The unmapped regions lost to man,
The cloud-pitched tents of Prester John,
The palace domes of Kubla Khan?

Did land winds blow from jasmine flowers,
Where Youth the ageless Fountain fills?
Did Love make sign from rose blown bowers,
And gold from Eldorado’s hills?

Alas! the gallant ships, that sailed
On blind Adventure’s errand sent,
Howe’er they laid their courses, failed
To reach the haven of Content.

And of my ventures, those alone
Which Love had freighted, safely sped,
Seeking a good beyond my own,
By clear-eyed Duty piloted.

O mariners, hoping still to meet
The luck Arabian voyagers met,
And find in Bagdad’s moonlit street,
Haroun al Raschid walking yet,

Take with you, on your Sea of Dreams,
The fair, fond fancies dear to youth.
I turn from all that only seems,
And seek the sober grounds of truth.

What matter that it is not May,
That birds have flown, and trees are bare,
That darker grows the shortening day,
And colder blows the wintry air!

The wrecks of passion and desire,
The castles I no more rebuild,
May fitly feed my drift-wood fire,
And warm the hands that age has chilled.

Whatever perished with my ships,
I only know the best remains;
A song of praise is on my lips
For losses which are now my gains.

Heap high my hearth! No worth is lost;
No wisdom with the folly dies.
Burn on, poor shreds, your holocaust
Shall be my evening sacrifice!
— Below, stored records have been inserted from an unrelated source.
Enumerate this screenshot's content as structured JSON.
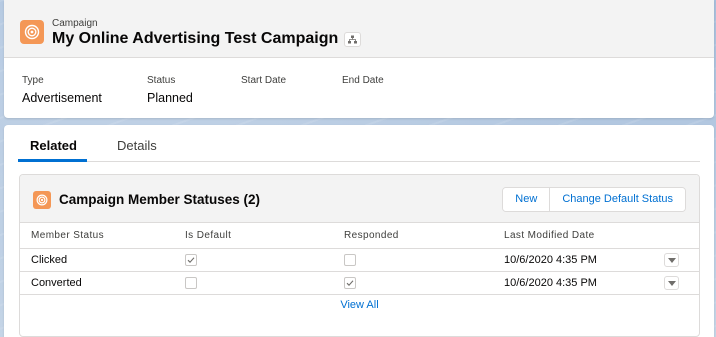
{
  "header": {
    "record_type": "Campaign",
    "title": "My Online Advertising Test Campaign",
    "icon": "campaign-target-icon",
    "accent_color": "#f49756",
    "fields": [
      {
        "label": "Type",
        "value": "Advertisement"
      },
      {
        "label": "Status",
        "value": "Planned"
      },
      {
        "label": "Start Date",
        "value": ""
      },
      {
        "label": "End Date",
        "value": ""
      }
    ]
  },
  "tabs": [
    {
      "label": "Related",
      "active": true
    },
    {
      "label": "Details",
      "active": false
    }
  ],
  "related_list": {
    "title": "Campaign Member Statuses (2)",
    "buttons": {
      "new": "New",
      "change_default": "Change Default Status"
    },
    "columns": [
      "Member Status",
      "Is Default",
      "Responded",
      "Last Modified Date"
    ],
    "rows": [
      {
        "member_status": "Clicked",
        "is_default": true,
        "responded": false,
        "last_modified": "10/6/2020 4:35 PM"
      },
      {
        "member_status": "Converted",
        "is_default": false,
        "responded": true,
        "last_modified": "10/6/2020 4:35 PM"
      }
    ],
    "view_all": "View All"
  },
  "colors": {
    "link": "#0070d2",
    "tab_active": "#0070d2",
    "icon_bg": "#f49756"
  }
}
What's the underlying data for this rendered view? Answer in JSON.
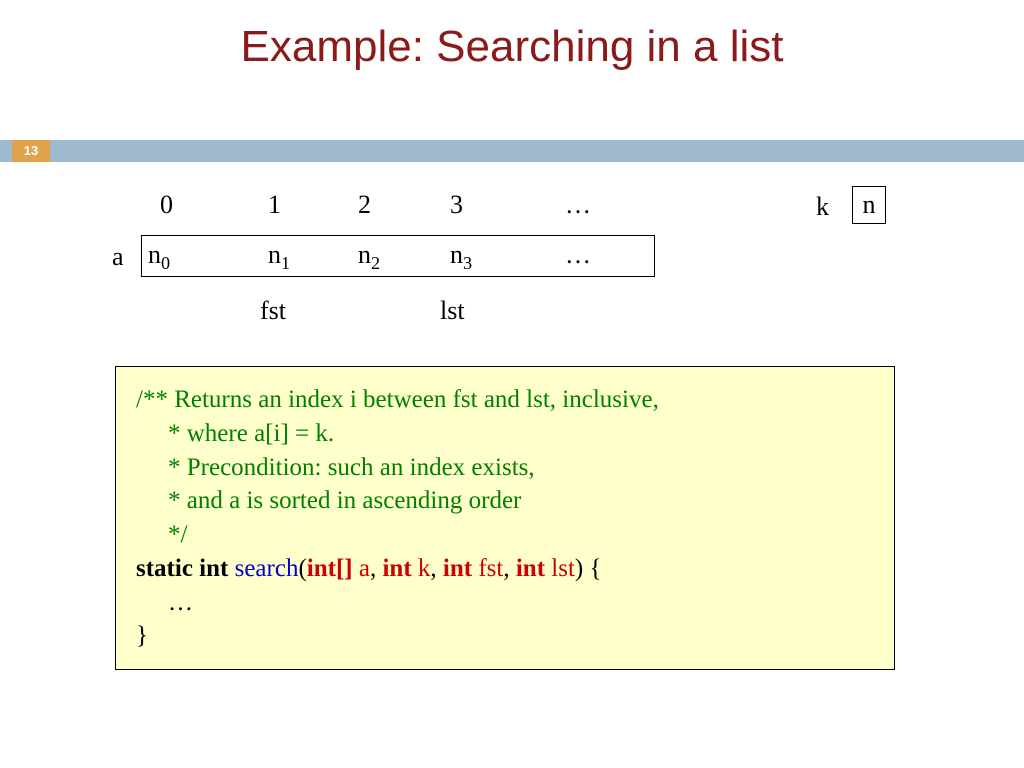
{
  "title": "Example: Searching in a list",
  "page": "13",
  "indices": {
    "i0": "0",
    "i1": "1",
    "i2": "2",
    "i3": "3",
    "dots": "…"
  },
  "array": {
    "label": "a",
    "c0b": "n",
    "c0s": "0",
    "c1b": "n",
    "c1s": "1",
    "c2b": "n",
    "c2s": "2",
    "c3b": "n",
    "c3s": "3",
    "dots": "…"
  },
  "pointers": {
    "fst": "fst",
    "lst": "lst"
  },
  "k": {
    "label": "k",
    "value": "n"
  },
  "code": {
    "c1": "/** Returns an index i between fst and lst, inclusive,",
    "c2": "* where a[i] = k.",
    "c3": "*  Precondition: such an index exists,",
    "c4": "*     and a is sorted in ascending order",
    "c5": "*/",
    "kw": "static int",
    "fn": "search",
    "p_open": "(",
    "t1": "int[]",
    "a1": " a",
    "sep": ", ",
    "t2": "int",
    "a2": " k",
    "t3": "int",
    "a3": " fst",
    "t4": "int",
    "a4": " lst",
    "p_close": ")",
    "brace_open": " {",
    "body": "…",
    "brace_close": "}"
  }
}
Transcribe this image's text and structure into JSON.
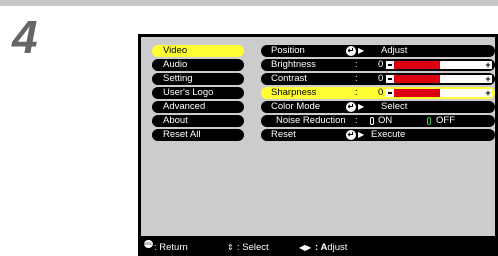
{
  "step_number": "4",
  "sidebar": {
    "items": [
      {
        "label": "Video",
        "active": true
      },
      {
        "label": "Audio"
      },
      {
        "label": "Setting"
      },
      {
        "label": "User's Logo"
      },
      {
        "label": "Advanced"
      },
      {
        "label": "About"
      },
      {
        "label": "Reset All"
      }
    ]
  },
  "settings": {
    "position": {
      "label": "Position",
      "action": "Adjust"
    },
    "brightness": {
      "label": "Brightness",
      "colon": ":",
      "value": "0",
      "plus": "+"
    },
    "contrast": {
      "label": "Contrast",
      "colon": ":",
      "value": "0",
      "plus": "+"
    },
    "sharpness": {
      "label": "Sharpness",
      "colon": ":",
      "value": "0",
      "plus": "+",
      "active": true
    },
    "color_mode": {
      "label": "Color Mode",
      "action": "Select"
    },
    "noise_reduction": {
      "label": "Noise Reduction",
      "colon": ":",
      "on": "ON",
      "off": "OFF"
    },
    "reset": {
      "label": "Reset",
      "action": "Execute"
    }
  },
  "footer": {
    "esc_icon_text": "ESC",
    "return": ": Return",
    "select": ": Select",
    "adjust_prefix": ": A",
    "adjust_rest": "djust"
  },
  "icons": {
    "enter": "enter-icon",
    "esc": "esc-icon",
    "updown": "updown-arrow-icon",
    "leftright": "leftright-arrow-icon"
  },
  "colors": {
    "highlight": "#ffff33",
    "slider_fill": "#dd0011",
    "menu_bg": "#000000",
    "panel_bg": "#cccccc",
    "off_indicator": "#34c24a"
  }
}
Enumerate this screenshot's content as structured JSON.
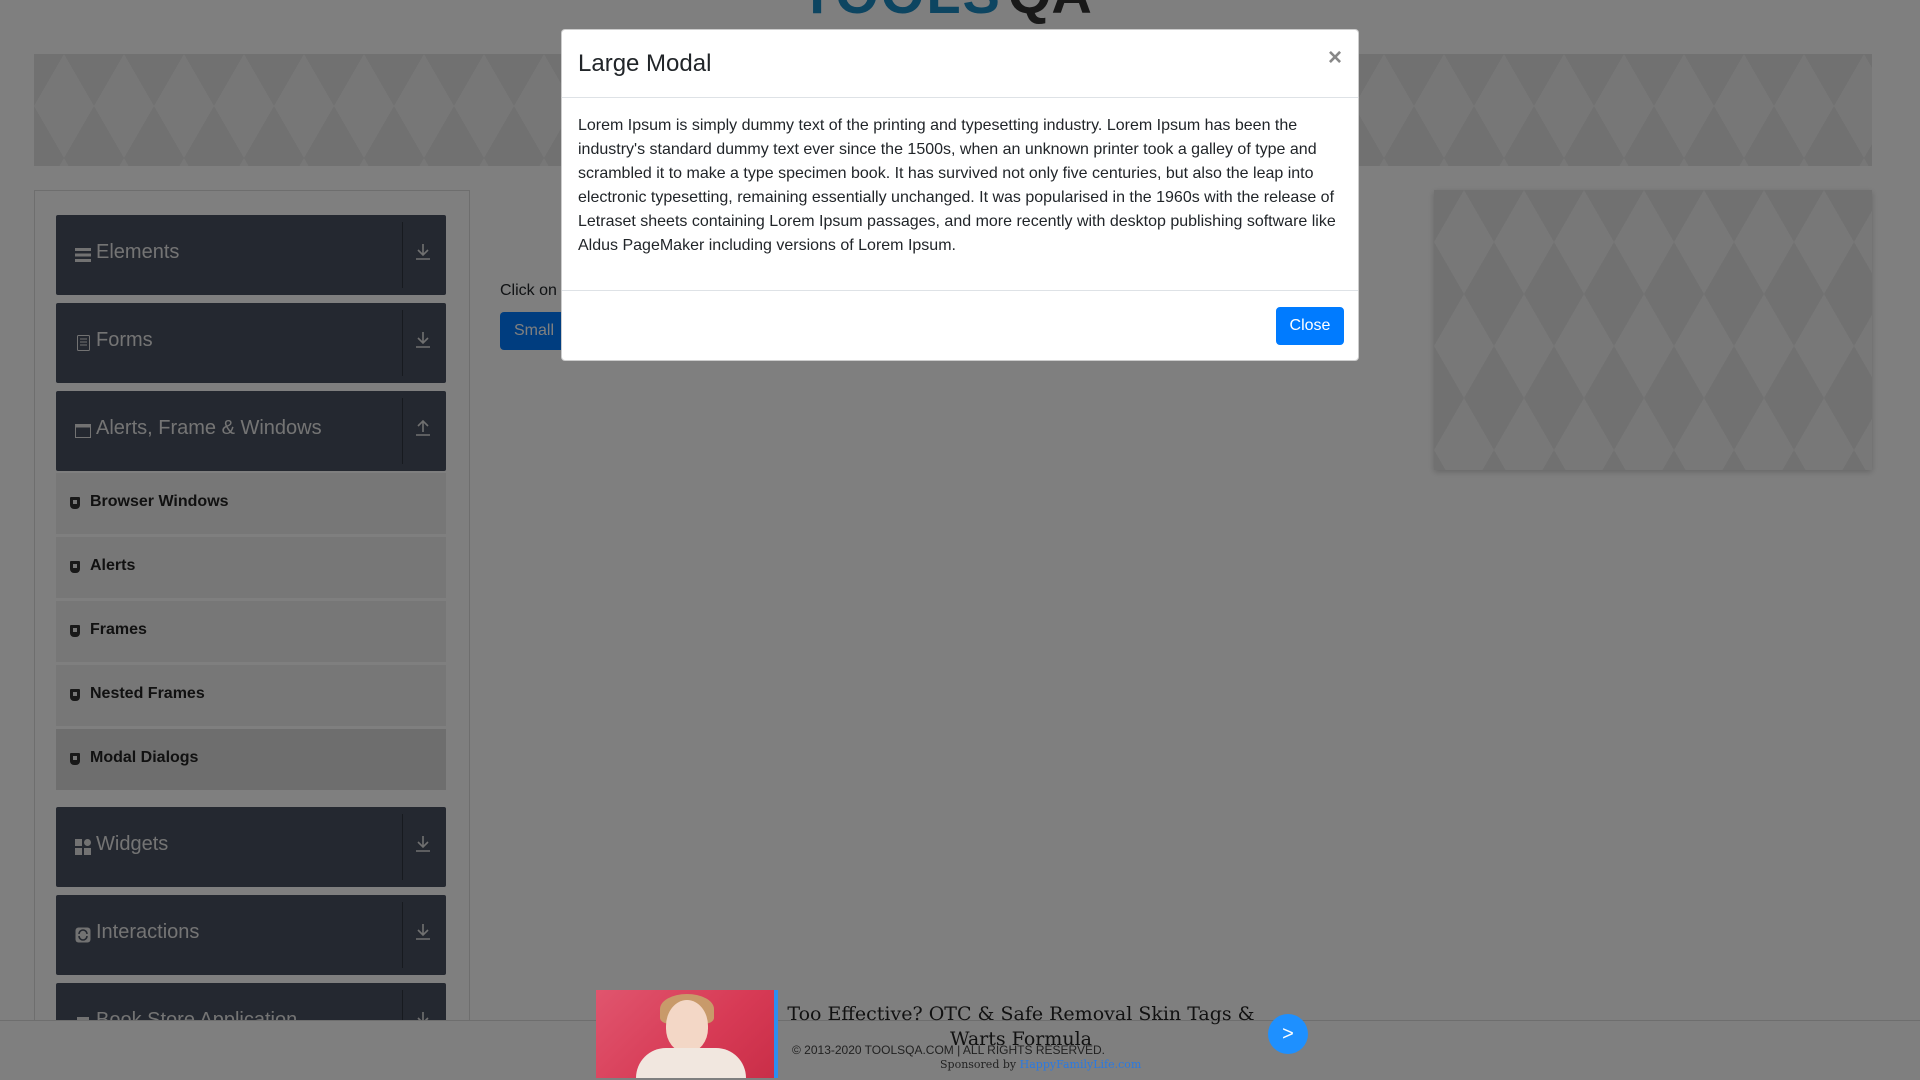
{
  "header": {
    "logo_text": "TOOLS",
    "logo_qa": "QA"
  },
  "sidebar": {
    "groups": [
      {
        "label": "Elements",
        "icon": "hamburger-icon",
        "arrow": "download"
      },
      {
        "label": "Forms",
        "icon": "document-icon",
        "arrow": "download"
      },
      {
        "label": "Alerts, Frame & Windows",
        "icon": "window-icon",
        "arrow": "upload"
      },
      {
        "label": "Widgets",
        "icon": "grid-icon",
        "arrow": "download"
      },
      {
        "label": "Interactions",
        "icon": "refresh-icon",
        "arrow": "download"
      },
      {
        "label": "Book Store Application",
        "icon": "book-icon",
        "arrow": "download"
      }
    ],
    "sub_items": [
      {
        "label": "Browser Windows"
      },
      {
        "label": "Alerts"
      },
      {
        "label": "Frames"
      },
      {
        "label": "Nested Frames"
      },
      {
        "label": "Modal Dialogs",
        "active": true
      }
    ]
  },
  "main": {
    "instruction": "Click on",
    "small_modal_button": "Small"
  },
  "modal": {
    "title": "Large Modal",
    "close_x": "×",
    "body": "Lorem Ipsum is simply dummy text of the printing and typesetting industry. Lorem Ipsum has been the industry's standard dummy text ever since the 1500s, when an unknown printer took a galley of type and scrambled it to make a type specimen book. It has survived not only five centuries, but also the leap into electronic typesetting, remaining essentially unchanged. It was popularised in the 1960s with the release of Letraset sheets containing Lorem Ipsum passages, and more recently with desktop publishing software like Aldus PageMaker including versions of Lorem Ipsum.",
    "close_button": "Close"
  },
  "ad": {
    "headline": "Too Effective? OTC & Safe Removal Skin Tags & Warts Formula",
    "next": ">",
    "sponsored_label": "Sponsored by",
    "sponsor": "HappyFamilyLife.com"
  },
  "footer": {
    "copyright": "© 2013-2020 TOOLSQA.COM | ALL RIGHTS RESERVED."
  },
  "colors": {
    "primary": "#007bff",
    "sidebar_header": "#495160",
    "overlay": "rgba(0,0,0,0.5)"
  }
}
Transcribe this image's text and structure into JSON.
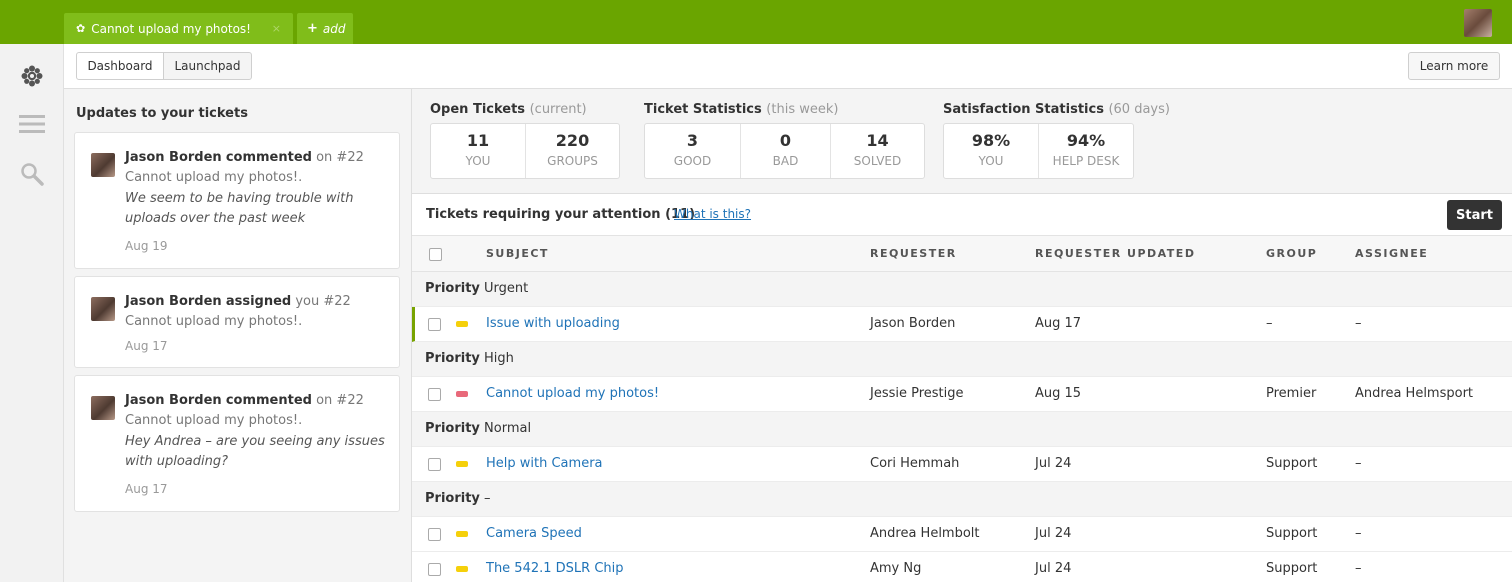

Far more than all I dared to dream,
Unsought before my door I see;
On wings of fire and steeds of steam
The world’s great wonders come to me,

And holier signs, unmarked before,
Of Love to seek and Power to save,—
The righting of the wronged and poor,
The man evolving from the slave;

And life, no longer chance or fate,
Safe in the gracious Fatherhood.
I fold o’er-wearied hands and wait,
In full assurance of the good.

And well the waiting time must be,
Though brief or long its granted days,
If Faith and Hope and Charity
Sit by my evening hearth-fire’s blaze.

And with them, friends whom Heaven has spared,
Whose love my heart has comforted,
And, sharing all my joys, has shared
My tender memories of the dead,—

Dear souls who left us lonely here,
Bound on their last, long voyage, to whom
We, day by day, are drawing near,
Where every bark has sailing room.

I know the solemn monotone
Of waters calling unto me;
I know from whence the airs have blown
That whisper of the Eternal Sea.

As low my fires of drift-wood burn,
I hear that sea’s deep sounds increase,
And, fair in sunset light, discern
Its mirage-lifted Isles of Peace.